His unwillingness, however, to support Saddam Hussein and the Ba'ath Party led to Al Haj being imprisoned and tortured twice, so, in 1991, he fled to Jordan. Targeted by the Iraqi secret police, he then went to Syria, where he remained for several years. More concerns over his safety brought him to the United States thanks to the work of a relief agency.
Al Haj settled in New Mexico and, while hoping to work as a musician, his first job offer was at a fast food restaurant. Fortunately, a concert was scheduled in Albuquerque and it sold out. From there, he started to get bookings and record albums including a first release, in 2006, for Smithsonian Folkways, the great non-profit label that records and preserves music from all over the world.
This release from earlier this year is a fantastic melding of Al Haj's work as an Iraqi oud player with a percussionist and an American string quartet. The eight compositions form what, in the West, is known as "program music," in which the recordings make up a general theme and the titles of the pieces allude to it, but there aren't lyrics and vocals.
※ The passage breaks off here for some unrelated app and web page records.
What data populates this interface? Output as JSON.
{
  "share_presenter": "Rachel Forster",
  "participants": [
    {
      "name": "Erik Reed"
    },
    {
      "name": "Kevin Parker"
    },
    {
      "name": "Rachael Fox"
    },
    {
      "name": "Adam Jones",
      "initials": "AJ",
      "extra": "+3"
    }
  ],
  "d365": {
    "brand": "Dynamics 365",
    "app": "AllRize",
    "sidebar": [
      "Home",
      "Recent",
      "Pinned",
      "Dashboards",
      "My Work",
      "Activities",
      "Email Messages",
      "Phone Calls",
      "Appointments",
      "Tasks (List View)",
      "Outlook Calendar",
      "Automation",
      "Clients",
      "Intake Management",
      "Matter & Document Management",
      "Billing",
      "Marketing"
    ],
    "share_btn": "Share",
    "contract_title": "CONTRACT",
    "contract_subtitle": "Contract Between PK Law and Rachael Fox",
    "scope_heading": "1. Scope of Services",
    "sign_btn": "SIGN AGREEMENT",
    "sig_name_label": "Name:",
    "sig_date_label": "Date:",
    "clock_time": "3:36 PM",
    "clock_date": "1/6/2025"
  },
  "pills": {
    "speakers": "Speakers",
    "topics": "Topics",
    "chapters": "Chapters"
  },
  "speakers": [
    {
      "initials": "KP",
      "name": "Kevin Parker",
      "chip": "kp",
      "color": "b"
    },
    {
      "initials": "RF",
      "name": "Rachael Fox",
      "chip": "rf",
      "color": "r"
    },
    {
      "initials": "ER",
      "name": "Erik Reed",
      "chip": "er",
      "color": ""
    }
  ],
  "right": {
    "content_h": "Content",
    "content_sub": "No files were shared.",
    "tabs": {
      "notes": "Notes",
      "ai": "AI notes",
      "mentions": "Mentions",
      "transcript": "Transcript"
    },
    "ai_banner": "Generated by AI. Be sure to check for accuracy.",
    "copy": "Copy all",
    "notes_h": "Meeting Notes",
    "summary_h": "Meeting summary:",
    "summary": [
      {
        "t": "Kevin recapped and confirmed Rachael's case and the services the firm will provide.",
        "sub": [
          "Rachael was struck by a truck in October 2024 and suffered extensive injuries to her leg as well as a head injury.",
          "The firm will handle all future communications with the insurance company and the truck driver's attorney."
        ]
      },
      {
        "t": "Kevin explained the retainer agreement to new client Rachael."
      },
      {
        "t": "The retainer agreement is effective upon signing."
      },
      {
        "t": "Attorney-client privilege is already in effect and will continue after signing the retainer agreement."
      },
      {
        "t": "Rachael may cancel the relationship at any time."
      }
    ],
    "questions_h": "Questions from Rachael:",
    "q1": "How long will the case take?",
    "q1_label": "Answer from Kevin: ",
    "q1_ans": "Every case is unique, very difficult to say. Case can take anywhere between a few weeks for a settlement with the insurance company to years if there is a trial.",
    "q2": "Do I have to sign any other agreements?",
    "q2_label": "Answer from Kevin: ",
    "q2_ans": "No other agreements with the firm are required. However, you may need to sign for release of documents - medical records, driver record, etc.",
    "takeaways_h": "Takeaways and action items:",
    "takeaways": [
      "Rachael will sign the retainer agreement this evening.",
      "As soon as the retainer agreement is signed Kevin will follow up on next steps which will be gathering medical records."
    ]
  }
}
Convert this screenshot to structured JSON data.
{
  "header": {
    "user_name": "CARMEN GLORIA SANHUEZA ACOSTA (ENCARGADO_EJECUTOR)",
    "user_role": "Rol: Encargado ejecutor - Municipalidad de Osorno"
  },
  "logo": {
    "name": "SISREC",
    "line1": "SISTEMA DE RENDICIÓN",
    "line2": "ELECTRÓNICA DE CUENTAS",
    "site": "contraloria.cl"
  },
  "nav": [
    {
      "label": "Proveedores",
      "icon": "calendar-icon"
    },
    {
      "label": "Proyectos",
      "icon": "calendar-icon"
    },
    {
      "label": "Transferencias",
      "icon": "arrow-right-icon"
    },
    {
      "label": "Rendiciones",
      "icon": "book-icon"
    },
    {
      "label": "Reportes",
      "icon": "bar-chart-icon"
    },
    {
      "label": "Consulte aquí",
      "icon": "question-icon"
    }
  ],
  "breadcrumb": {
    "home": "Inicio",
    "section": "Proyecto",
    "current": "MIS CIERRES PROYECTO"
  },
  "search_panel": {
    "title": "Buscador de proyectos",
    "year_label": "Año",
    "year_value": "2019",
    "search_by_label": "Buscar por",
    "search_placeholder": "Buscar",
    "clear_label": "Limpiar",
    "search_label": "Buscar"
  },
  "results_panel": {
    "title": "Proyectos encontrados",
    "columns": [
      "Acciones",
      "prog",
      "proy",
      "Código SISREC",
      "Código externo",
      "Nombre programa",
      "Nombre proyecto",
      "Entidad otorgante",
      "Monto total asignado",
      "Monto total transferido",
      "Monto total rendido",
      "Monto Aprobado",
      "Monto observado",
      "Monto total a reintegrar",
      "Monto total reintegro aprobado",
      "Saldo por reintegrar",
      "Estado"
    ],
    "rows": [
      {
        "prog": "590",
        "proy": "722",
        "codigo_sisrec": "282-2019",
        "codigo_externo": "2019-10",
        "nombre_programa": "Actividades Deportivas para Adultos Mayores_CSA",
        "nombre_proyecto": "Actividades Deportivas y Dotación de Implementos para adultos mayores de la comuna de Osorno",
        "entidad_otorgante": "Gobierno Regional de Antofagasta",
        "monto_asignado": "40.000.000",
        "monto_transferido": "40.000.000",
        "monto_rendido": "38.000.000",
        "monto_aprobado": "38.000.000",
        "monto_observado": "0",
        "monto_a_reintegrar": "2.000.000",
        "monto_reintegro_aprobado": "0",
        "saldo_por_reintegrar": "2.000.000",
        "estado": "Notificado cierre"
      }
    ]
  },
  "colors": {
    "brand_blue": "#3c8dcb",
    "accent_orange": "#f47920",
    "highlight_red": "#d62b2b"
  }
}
The instrumental score evokes the feeling of the theme.
As the notes suggest, the pieces, "aim deep into human feelings that comes out in times of crisis." Al Haj made a couple of return trips to his homeland in 2004 and 2014 and his "letters" are about young love; love between people from the Sunni and Shi'a sects; the story of Al Haj's nephew Fuad, who was trapped in a 2005 bombing and could not run because of problems with his legs from when he was prematurely born; Al Haj's return trips and his realization that he had a new home in America; a look to a future of peace in Iraq; and others.
The playing is excellent and the melding of the oud and percussion with the string quarter is doing in a seamless and unified way. Original art works and photos that are added to by Iraqi artist Riyadh Neama and included in the booklet are also excellent. The album exemplifies Al Haj's statement that:
Music can make us laugh, make us cry, make us march into war. I want to make music to make us realize peace.Whether or not there will be the kind of peace and a workable future for the people of war-torn Iraq that Al Haj hopes for, Letters from Iraq is a brilliant musical meditation and expression.